The light below the lid of clouds was growing more intense:
I thought about going down onto Traigh Iar, but it was chilly, and besides which three photographers with tripods and huge zoom lenses appeared, which gave me an (admittedly feeble) excuse not to! I do love this beach, though. You can just see the standing stone on top of the hill. This is where the Clan MacLeod had their meeting place in former times.
I went on to Seilebost beach. You park your car near the school (sadly now closed, but it’s a campervan rental agency at the moment), and then walk across the machair and up across the dunes overlooking the beach.
I didn’t quite have the energy to climb down onto the beach itself, but enjoyed the view:
The sun was sinking ever lower:
I left and drove back towards Scalpay. As I climbed the steep brae past the Laxdale fishery, the colours in the sky were becoming quite dramatic:
A moment later I was rewarded with this:
I was grateful that there happened to be a safe place to pull over along there. So often on Harris the most marvellous sights greet one, but stopping safely to take a photo isn’t possible.
As I crossed the Scalpay bridge, I saw what might well have been an eagle swooping around over the narrow kyle (strait).
The colours of the sky and the crepuscular rays just seemed to get more and more intense as I went along:
And then, the last colours fast receded from the cloud cover:
That evening, I went to Catriona’s house for a wee visit. As usual she served me several kinds of baked goods and cakes, as well as tea. She had a lovely peat fire going, and we sat knitting and talking. I felt so very privileged.
If you are wondering what a “wally dog” is, they are iconic porcelain dogs that many traditional Scottish houses have near the fireplace. “Wally” is a Scots word for porcelain. There was an interesting discussion of the word in the comments of my post on The Tenement House!

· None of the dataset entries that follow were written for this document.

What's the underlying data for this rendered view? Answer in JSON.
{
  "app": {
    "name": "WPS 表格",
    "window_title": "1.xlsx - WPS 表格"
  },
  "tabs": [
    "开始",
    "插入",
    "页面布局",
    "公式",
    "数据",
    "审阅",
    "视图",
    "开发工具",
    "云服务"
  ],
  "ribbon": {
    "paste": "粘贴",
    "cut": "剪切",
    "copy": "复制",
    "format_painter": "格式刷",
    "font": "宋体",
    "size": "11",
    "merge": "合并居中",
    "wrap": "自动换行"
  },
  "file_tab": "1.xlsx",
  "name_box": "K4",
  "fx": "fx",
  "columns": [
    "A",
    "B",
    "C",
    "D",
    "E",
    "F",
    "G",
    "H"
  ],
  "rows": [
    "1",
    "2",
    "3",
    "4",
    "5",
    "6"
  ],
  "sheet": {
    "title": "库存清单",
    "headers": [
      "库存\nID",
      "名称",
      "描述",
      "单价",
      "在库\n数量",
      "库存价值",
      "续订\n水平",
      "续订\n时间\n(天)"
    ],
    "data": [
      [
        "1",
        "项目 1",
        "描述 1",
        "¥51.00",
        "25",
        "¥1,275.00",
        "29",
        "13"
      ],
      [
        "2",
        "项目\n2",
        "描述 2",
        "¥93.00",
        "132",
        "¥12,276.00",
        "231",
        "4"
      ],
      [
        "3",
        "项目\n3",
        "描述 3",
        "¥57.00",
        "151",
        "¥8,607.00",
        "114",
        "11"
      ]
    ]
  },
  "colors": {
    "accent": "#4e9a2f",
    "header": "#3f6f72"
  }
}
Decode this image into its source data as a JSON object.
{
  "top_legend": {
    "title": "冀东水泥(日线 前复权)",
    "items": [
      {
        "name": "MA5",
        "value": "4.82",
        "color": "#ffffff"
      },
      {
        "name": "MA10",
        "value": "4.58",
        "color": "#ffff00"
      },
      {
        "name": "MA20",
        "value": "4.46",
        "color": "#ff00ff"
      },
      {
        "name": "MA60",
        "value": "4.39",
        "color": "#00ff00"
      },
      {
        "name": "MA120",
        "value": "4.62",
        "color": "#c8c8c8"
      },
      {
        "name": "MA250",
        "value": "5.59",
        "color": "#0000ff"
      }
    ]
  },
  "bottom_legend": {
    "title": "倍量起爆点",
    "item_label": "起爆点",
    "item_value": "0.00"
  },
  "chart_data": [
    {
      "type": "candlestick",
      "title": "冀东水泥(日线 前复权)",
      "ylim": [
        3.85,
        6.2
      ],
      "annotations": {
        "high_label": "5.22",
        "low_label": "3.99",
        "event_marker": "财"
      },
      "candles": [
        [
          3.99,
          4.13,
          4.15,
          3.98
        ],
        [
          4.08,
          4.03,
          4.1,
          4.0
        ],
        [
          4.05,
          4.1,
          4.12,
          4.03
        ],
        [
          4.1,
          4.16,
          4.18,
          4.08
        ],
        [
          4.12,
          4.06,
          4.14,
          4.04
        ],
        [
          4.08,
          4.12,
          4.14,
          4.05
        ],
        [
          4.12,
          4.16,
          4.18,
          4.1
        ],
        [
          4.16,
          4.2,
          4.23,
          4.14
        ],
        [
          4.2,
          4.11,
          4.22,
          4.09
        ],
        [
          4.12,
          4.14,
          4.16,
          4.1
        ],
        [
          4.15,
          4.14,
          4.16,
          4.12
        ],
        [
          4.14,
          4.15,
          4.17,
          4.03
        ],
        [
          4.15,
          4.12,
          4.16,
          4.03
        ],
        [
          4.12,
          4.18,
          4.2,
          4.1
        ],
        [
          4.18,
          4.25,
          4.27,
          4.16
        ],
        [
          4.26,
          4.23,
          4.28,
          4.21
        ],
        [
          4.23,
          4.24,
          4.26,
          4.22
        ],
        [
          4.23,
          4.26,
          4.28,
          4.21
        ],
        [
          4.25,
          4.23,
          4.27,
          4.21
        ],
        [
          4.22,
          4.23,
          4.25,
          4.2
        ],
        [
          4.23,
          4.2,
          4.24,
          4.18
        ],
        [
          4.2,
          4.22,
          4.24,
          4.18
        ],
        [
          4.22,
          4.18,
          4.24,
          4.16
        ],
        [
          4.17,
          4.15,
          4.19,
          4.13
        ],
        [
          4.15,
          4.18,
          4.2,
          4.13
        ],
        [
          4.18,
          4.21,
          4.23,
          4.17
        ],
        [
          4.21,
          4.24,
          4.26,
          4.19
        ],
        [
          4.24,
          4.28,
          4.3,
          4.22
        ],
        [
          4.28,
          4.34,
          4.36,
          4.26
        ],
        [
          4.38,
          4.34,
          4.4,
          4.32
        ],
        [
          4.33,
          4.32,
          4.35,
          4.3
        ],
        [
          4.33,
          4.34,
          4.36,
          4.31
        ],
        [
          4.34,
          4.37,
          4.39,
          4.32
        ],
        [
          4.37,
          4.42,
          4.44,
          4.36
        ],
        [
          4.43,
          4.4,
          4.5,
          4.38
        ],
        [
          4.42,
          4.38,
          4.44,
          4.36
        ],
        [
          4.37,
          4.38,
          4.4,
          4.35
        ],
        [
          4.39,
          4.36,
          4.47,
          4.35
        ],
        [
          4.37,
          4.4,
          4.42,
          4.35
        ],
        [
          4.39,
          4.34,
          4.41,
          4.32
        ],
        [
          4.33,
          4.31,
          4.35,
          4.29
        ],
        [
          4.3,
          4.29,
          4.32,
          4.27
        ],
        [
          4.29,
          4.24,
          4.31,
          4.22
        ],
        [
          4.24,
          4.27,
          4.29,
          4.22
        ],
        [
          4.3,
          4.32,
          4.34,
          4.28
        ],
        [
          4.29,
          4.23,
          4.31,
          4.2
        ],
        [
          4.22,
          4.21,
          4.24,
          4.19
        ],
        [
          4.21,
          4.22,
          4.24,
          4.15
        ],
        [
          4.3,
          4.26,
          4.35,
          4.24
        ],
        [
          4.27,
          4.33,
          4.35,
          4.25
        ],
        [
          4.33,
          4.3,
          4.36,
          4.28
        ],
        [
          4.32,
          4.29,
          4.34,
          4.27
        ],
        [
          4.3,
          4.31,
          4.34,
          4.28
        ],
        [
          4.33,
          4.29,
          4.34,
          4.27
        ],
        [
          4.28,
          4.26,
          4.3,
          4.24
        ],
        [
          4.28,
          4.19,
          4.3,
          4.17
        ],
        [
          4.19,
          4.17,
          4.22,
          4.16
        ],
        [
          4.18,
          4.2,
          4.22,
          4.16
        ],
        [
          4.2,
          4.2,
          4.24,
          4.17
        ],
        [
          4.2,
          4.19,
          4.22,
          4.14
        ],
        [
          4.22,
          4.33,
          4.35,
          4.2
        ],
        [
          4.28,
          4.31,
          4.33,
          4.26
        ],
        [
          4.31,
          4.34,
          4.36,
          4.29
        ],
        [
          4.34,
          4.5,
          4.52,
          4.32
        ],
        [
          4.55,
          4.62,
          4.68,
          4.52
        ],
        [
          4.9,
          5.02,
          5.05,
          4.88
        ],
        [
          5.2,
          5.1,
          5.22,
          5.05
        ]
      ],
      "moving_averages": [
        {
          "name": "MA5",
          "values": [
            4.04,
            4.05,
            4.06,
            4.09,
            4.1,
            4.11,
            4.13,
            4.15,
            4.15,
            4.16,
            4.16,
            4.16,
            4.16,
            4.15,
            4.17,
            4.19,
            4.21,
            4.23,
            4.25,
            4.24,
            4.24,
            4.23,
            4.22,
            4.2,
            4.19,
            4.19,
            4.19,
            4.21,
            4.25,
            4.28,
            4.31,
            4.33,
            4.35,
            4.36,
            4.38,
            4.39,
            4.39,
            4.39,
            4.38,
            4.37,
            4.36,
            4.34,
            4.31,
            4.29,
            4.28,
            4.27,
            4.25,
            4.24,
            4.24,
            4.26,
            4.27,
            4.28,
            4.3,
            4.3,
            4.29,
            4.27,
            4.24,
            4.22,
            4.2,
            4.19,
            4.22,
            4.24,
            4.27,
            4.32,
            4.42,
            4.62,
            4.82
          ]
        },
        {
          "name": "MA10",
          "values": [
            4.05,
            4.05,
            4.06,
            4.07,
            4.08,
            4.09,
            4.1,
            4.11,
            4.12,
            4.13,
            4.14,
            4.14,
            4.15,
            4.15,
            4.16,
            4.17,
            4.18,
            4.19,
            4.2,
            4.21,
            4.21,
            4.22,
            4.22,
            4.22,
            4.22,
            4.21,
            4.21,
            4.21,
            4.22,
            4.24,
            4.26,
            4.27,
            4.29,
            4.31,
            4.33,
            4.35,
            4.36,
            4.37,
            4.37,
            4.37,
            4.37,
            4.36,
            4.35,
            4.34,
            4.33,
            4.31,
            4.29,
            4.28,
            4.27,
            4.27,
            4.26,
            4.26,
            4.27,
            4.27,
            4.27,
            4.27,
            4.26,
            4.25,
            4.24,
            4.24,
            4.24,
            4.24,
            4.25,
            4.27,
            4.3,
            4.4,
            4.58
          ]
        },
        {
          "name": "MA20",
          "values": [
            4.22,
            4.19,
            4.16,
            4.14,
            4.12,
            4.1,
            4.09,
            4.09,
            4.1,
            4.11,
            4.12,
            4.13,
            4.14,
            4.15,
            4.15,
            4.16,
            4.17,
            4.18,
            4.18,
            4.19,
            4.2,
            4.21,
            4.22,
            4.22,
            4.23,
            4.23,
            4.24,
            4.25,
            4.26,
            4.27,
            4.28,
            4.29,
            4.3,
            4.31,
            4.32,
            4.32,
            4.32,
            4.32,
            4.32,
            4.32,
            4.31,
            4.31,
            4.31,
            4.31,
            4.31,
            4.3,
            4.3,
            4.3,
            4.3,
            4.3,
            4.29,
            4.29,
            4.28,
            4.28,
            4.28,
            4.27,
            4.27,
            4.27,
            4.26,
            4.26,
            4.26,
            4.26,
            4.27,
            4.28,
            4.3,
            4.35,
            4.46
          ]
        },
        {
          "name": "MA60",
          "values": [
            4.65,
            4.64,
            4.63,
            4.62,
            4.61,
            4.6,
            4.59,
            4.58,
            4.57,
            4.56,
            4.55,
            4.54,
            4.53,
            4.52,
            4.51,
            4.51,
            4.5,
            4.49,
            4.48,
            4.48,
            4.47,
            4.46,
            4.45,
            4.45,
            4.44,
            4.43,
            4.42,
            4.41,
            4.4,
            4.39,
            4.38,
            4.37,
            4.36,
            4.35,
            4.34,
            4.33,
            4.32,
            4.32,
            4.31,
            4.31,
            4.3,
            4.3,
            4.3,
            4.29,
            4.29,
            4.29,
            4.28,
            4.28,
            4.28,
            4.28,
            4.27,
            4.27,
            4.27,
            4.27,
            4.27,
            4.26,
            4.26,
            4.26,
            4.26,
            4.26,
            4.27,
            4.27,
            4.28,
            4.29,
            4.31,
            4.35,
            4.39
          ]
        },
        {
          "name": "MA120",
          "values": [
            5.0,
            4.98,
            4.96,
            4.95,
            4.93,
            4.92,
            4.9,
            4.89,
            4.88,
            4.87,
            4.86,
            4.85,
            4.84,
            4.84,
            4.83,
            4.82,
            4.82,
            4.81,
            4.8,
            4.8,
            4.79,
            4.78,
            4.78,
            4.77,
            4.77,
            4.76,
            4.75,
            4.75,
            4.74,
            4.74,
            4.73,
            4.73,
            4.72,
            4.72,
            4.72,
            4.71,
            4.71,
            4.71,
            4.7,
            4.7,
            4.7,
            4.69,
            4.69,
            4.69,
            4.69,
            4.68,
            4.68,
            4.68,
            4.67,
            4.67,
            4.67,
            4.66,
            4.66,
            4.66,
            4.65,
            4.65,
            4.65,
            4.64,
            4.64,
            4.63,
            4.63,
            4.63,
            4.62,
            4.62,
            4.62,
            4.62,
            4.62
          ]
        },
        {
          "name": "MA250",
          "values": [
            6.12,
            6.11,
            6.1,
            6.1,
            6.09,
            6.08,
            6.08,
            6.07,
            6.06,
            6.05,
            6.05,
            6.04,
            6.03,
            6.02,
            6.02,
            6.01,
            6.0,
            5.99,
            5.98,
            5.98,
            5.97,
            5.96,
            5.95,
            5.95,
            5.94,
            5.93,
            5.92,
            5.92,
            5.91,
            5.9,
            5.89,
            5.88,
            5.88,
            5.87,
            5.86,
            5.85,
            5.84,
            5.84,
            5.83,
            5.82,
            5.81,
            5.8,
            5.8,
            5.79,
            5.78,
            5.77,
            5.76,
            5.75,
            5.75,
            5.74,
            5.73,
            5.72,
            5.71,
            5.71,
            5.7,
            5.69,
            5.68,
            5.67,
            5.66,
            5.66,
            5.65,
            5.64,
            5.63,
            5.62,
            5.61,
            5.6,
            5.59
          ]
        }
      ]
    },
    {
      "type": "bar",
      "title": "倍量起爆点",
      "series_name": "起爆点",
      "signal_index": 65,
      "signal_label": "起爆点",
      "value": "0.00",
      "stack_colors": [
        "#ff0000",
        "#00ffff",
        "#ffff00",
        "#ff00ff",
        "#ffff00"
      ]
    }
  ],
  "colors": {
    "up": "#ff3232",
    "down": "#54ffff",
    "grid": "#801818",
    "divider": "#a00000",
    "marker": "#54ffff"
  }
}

And so my three days in Harris were nearly at an end. I had been pretty busy, really, apart from my morning of reading and knitting on the first day. But they say “a change is as good as a rest” and besides, meeting up with dear friends was just as important to me as communing with the beautiful colours and landscapes of the Isle of Harris.
In my next post, I’ll take you back to Glasgow – but I don’t blame you if you don’t want to go!